The A321XLR programme has finished its second cold-weather testing session.

The A321XLR cabin development flight-test aircraft returned from a four-day cold-weather ground test in Iqaluit, Canada. The aim was to test the operation of the hydraulics and other systems in extremely cold temperatures after an overnight soak at minus 40 degrees Celsius. The technical staff used different heating and insulation setups for future comparative study, and a new 'cold weather option' was tested in real-world conditions for the first time. The tests also verified the standard aircraft' configuration and a weight-saving opportunity configuration with less insulation. The A321XLR has upgraded landing gear to support the aircraft's increased maximum take-off weight, with shock absorbers engineered to withstand heavier loads.


The goal of the test was to verify the 'weight-on-wheels' signal, which tells the aircraft when the main landing gear shock absorbers are compressed or stretched. New hydraulic lines that travel through the Rear Centre Tank were tested to ensure that pipe routing did not have a substantial impact on the hydraulic temperatures and operations.
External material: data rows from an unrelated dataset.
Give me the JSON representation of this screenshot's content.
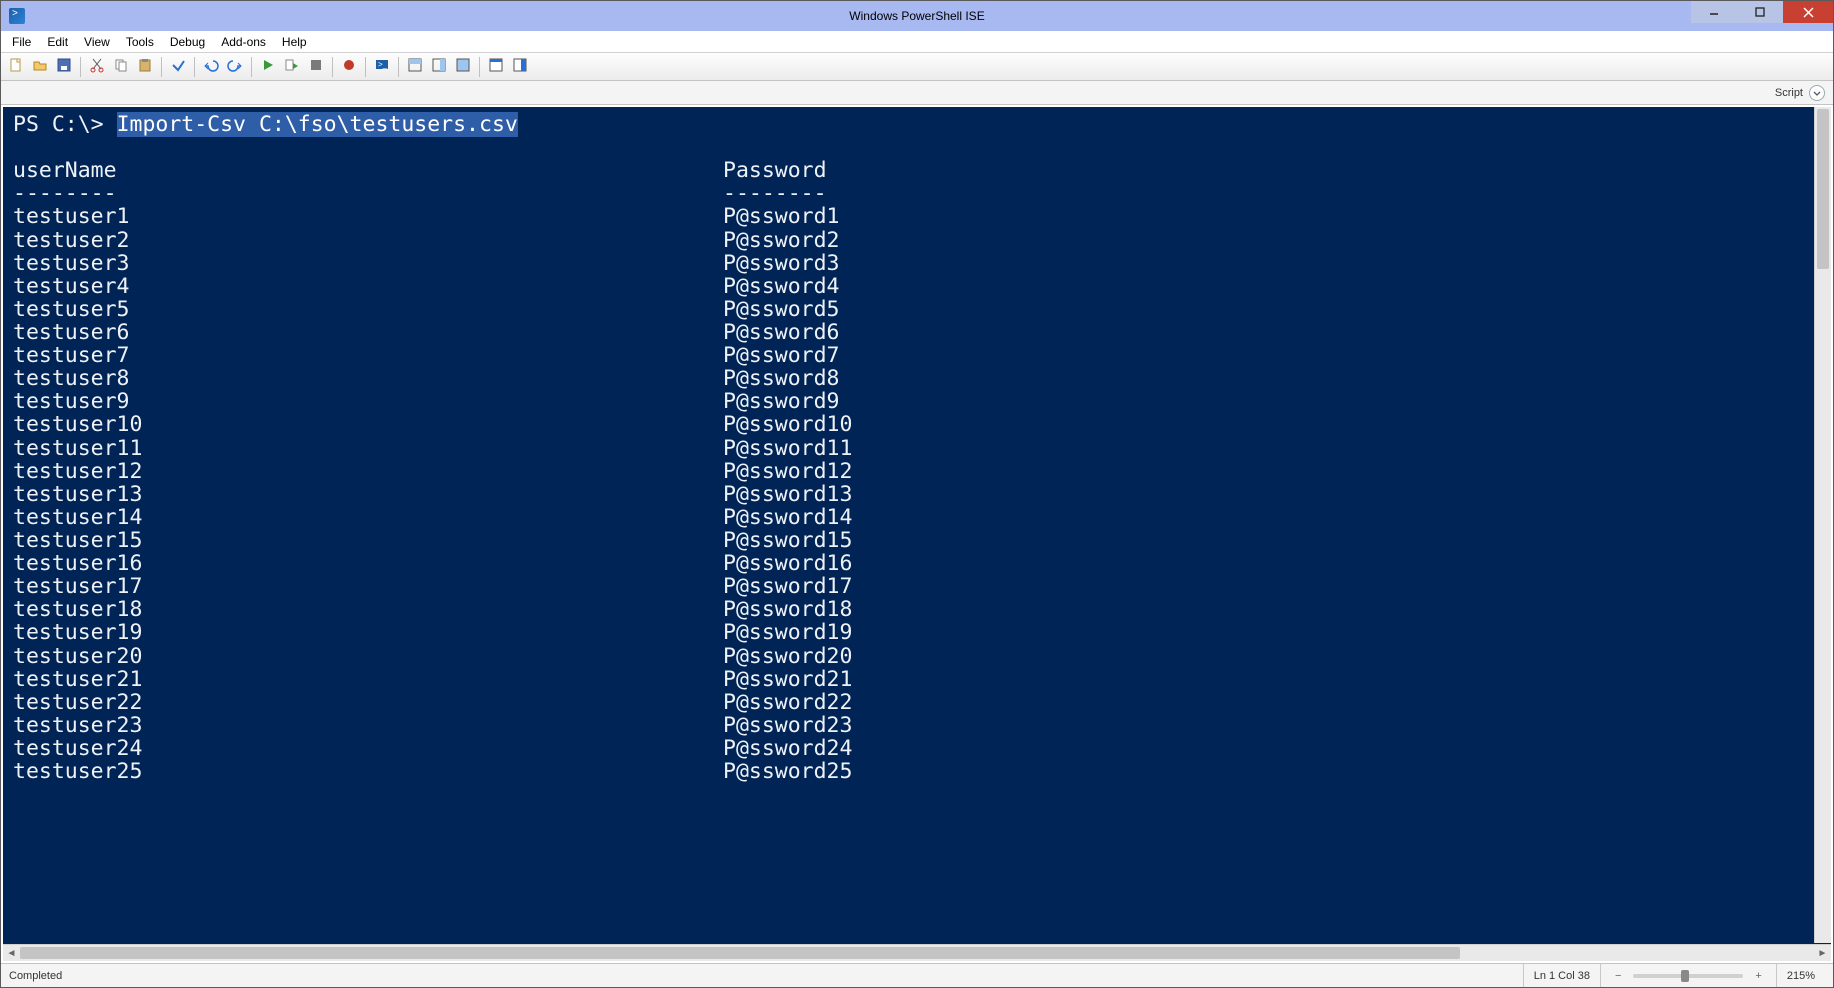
{
  "window": {
    "title": "Windows PowerShell ISE"
  },
  "menu": {
    "items": [
      "File",
      "Edit",
      "View",
      "Tools",
      "Debug",
      "Add-ons",
      "Help"
    ]
  },
  "tabstrip": {
    "label": "Script"
  },
  "console": {
    "prompt": "PS C:\\> ",
    "command": "Import-Csv C:\\fso\\testusers.csv",
    "columns": [
      "userName",
      "Password"
    ],
    "separator": "--------",
    "rows": [
      {
        "userName": "testuser1",
        "Password": "P@ssword1"
      },
      {
        "userName": "testuser2",
        "Password": "P@ssword2"
      },
      {
        "userName": "testuser3",
        "Password": "P@ssword3"
      },
      {
        "userName": "testuser4",
        "Password": "P@ssword4"
      },
      {
        "userName": "testuser5",
        "Password": "P@ssword5"
      },
      {
        "userName": "testuser6",
        "Password": "P@ssword6"
      },
      {
        "userName": "testuser7",
        "Password": "P@ssword7"
      },
      {
        "userName": "testuser8",
        "Password": "P@ssword8"
      },
      {
        "userName": "testuser9",
        "Password": "P@ssword9"
      },
      {
        "userName": "testuser10",
        "Password": "P@ssword10"
      },
      {
        "userName": "testuser11",
        "Password": "P@ssword11"
      },
      {
        "userName": "testuser12",
        "Password": "P@ssword12"
      },
      {
        "userName": "testuser13",
        "Password": "P@ssword13"
      },
      {
        "userName": "testuser14",
        "Password": "P@ssword14"
      },
      {
        "userName": "testuser15",
        "Password": "P@ssword15"
      },
      {
        "userName": "testuser16",
        "Password": "P@ssword16"
      },
      {
        "userName": "testuser17",
        "Password": "P@ssword17"
      },
      {
        "userName": "testuser18",
        "Password": "P@ssword18"
      },
      {
        "userName": "testuser19",
        "Password": "P@ssword19"
      },
      {
        "userName": "testuser20",
        "Password": "P@ssword20"
      },
      {
        "userName": "testuser21",
        "Password": "P@ssword21"
      },
      {
        "userName": "testuser22",
        "Password": "P@ssword22"
      },
      {
        "userName": "testuser23",
        "Password": "P@ssword23"
      },
      {
        "userName": "testuser24",
        "Password": "P@ssword24"
      },
      {
        "userName": "testuser25",
        "Password": "P@ssword25"
      }
    ]
  },
  "status": {
    "state": "Completed",
    "position": "Ln 1  Col 38",
    "zoom": "215%"
  },
  "toolbar_icons": [
    "new-file",
    "open-file",
    "save-file",
    "sep",
    "cut",
    "copy",
    "paste",
    "sep",
    "clear",
    "sep",
    "undo",
    "redo",
    "sep",
    "run-script",
    "run-selection",
    "stop",
    "sep",
    "breakpoint",
    "sep",
    "remote-powershell",
    "sep",
    "show-script-top",
    "show-script-right",
    "show-script-max",
    "sep",
    "show-command",
    "command-addon"
  ]
}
Airbus has dispatched a team of more than 30 employees to the location, including six flight crew members, a cabin specialist engineer, a maintenance team, mechanical specialists, electrical specialists, quality inspectors, instrumentation, and human difficulties.
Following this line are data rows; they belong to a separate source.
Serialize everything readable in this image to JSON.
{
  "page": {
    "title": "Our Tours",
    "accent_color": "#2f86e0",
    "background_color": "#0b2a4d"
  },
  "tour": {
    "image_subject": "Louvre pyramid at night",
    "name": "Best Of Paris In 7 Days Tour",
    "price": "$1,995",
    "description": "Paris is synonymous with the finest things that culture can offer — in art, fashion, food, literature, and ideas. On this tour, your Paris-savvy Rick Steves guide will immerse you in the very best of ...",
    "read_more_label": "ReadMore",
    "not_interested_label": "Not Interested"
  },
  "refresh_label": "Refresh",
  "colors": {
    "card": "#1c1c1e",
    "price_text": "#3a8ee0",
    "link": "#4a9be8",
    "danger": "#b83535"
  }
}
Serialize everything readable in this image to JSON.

EN - 728x90

The flight-test engineers will have agreed on the test requirements with the design engineers' office, and will develop the campaign mission plan with the mission flight crew and 'test-flight' engineer colleagues. They will sequence all campaign testing and planning, as well as ensure that the entire mission is carried out securely.

Endless Possibilities
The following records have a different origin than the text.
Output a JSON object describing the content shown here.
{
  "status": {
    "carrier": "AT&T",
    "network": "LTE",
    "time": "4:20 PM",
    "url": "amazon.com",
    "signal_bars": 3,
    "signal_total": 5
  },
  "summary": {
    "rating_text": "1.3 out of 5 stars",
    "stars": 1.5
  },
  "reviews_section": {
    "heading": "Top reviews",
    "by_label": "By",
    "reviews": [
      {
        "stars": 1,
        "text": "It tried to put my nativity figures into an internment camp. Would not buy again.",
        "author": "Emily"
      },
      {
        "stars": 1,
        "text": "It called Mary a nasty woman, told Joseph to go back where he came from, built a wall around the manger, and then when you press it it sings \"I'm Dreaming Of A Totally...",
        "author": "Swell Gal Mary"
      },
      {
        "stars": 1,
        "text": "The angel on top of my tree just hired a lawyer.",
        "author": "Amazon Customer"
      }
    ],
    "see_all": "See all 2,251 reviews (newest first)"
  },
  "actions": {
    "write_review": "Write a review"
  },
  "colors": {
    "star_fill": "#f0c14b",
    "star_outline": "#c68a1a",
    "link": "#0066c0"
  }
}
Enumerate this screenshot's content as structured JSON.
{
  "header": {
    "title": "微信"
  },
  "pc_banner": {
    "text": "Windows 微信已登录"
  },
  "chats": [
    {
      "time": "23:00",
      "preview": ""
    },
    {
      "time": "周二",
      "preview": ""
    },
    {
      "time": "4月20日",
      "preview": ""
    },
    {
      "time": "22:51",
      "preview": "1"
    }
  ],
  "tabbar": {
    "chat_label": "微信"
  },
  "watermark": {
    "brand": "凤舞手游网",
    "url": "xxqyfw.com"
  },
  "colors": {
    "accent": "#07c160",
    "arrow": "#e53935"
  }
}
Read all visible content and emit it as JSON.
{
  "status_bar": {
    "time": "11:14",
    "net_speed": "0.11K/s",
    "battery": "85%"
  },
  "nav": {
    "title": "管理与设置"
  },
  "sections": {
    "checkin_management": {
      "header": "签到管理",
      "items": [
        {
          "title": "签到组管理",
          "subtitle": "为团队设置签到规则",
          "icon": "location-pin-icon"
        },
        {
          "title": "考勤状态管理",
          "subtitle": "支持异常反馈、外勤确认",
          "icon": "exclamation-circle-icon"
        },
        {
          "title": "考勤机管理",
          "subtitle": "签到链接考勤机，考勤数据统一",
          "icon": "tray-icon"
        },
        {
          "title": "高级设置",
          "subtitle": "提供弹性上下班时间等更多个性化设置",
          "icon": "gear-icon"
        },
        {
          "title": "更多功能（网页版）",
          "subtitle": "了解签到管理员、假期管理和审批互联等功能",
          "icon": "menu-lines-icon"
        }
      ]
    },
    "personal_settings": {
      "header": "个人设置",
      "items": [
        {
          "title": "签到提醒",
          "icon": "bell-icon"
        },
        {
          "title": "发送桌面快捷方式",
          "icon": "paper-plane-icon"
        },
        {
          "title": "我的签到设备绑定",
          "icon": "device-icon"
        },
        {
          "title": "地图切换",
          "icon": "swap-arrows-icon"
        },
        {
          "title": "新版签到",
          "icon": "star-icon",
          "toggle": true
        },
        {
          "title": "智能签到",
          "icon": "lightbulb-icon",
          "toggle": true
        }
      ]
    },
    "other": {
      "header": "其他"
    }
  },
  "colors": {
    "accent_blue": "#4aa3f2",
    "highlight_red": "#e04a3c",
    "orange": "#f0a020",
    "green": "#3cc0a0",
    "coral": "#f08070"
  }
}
Post a Comment

Previous Post Next Post

1 / 3
2 / 3
3 / 3
EN - 728x90